Holden has had a difficult past few years, Bernhard admitted, but has plans to replace the products it has been making locally, Commodore and Cruze, with a new Commodore and European Astra. He remained tight-lipped about the former, as was Holden NZ MD, Kristian Aquilina, saying only that it will be “significantly different” from the outgoing vehicle but will “seamlessly” continue the Commodore brand name. Bernhard sees product as being key to Holden’s future prosperity. “It has always been important to have the right product in the right sector” and the company will witness a major transformation in the next four years, with 24 new models due between now and 2020. Naturally, because of the continuing strength of the sector, some of these will be SUVs, beginning with Captiva facelift and a larger offering thereafter. New Captiva has a freshened fascia, with new lights, grille and the like, and a much improved interior. The year kicks off with city car Spark, however, due soon, followed by a major Colorado facelift in Q3, and then the introduction of the award-toting Astra hatch range. About one-third of the new vehicles will be sourced from Europe, and all newcomers will feature Apple CarPlay and Android Auto as part of the upgraded MyLink system. In 2017 Commodore production ends locally, its replacement confirmed but details scant. NZ police officials evidently know what’s coming because of the forward tendering process for government vehicles.
On the excitement front, expect a new sportscar at some point to compete with Mustang, powered probably by a twinturbo V6, and looking like the Buick Avista concept shown at the Detroit show. On the electric front, Volt’s not returning, but the smaller Bolt EV has not yet been ruled out.
Bernhard emphasised that it’s not just about product, and insisted that “customer experience and satisfaction will be critical” in helping Holden transition to a purely sales role. Dealerships will undergo an overhaul, with a new look inside and out, and free servicing of all new Holdens until 2020 has already been announced. Professional Care is being set up which is to include lifetime cut-price servicing, seen as being critical for customer retention.

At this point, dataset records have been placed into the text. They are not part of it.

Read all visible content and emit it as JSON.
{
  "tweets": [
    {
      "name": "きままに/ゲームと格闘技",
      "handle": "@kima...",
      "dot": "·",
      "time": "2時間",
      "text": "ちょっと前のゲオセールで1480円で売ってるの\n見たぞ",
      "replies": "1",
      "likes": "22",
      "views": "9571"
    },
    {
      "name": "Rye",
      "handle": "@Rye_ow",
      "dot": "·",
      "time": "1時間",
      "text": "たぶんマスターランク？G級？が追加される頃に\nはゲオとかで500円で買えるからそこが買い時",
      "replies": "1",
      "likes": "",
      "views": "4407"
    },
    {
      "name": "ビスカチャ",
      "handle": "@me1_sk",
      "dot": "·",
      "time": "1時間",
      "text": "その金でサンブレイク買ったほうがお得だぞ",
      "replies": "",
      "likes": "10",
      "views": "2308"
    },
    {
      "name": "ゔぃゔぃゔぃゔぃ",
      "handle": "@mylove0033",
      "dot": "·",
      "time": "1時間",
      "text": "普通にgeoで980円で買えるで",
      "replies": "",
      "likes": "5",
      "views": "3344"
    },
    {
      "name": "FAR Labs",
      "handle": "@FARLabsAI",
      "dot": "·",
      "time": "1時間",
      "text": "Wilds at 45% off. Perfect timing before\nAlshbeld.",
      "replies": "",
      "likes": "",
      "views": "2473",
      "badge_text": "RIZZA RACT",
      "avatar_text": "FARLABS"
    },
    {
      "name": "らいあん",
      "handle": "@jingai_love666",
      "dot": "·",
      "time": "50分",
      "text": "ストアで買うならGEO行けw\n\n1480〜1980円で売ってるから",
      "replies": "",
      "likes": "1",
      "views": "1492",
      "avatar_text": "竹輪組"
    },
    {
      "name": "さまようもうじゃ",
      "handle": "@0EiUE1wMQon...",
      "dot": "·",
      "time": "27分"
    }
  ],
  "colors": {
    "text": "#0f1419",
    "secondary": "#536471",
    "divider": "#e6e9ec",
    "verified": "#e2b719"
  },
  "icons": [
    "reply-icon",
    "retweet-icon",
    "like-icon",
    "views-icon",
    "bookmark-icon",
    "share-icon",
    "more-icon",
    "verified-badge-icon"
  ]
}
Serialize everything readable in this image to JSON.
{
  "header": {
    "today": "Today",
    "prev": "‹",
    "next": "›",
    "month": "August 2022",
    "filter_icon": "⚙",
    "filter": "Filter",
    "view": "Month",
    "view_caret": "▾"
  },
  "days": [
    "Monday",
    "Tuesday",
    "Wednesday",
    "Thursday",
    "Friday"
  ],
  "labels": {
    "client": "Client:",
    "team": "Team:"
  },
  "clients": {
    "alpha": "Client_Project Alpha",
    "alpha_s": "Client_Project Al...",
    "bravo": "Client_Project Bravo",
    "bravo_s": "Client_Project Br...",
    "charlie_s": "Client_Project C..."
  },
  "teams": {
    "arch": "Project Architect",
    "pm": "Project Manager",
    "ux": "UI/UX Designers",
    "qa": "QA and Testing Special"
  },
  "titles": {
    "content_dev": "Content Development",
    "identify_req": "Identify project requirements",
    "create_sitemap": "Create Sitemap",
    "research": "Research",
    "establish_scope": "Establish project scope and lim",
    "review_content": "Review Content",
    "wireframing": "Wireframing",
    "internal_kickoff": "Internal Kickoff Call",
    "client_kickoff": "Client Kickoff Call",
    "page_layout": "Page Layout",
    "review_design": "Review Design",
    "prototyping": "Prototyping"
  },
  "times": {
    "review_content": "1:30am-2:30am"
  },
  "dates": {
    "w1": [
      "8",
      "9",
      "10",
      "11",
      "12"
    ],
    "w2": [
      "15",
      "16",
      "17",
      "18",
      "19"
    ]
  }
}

So while it may be the end of an era next year for local manufacture, Holden sees its expanding portfolio of globally sourced products, including an all-new Commodore, as the gateway to a more prosperous and brighter future.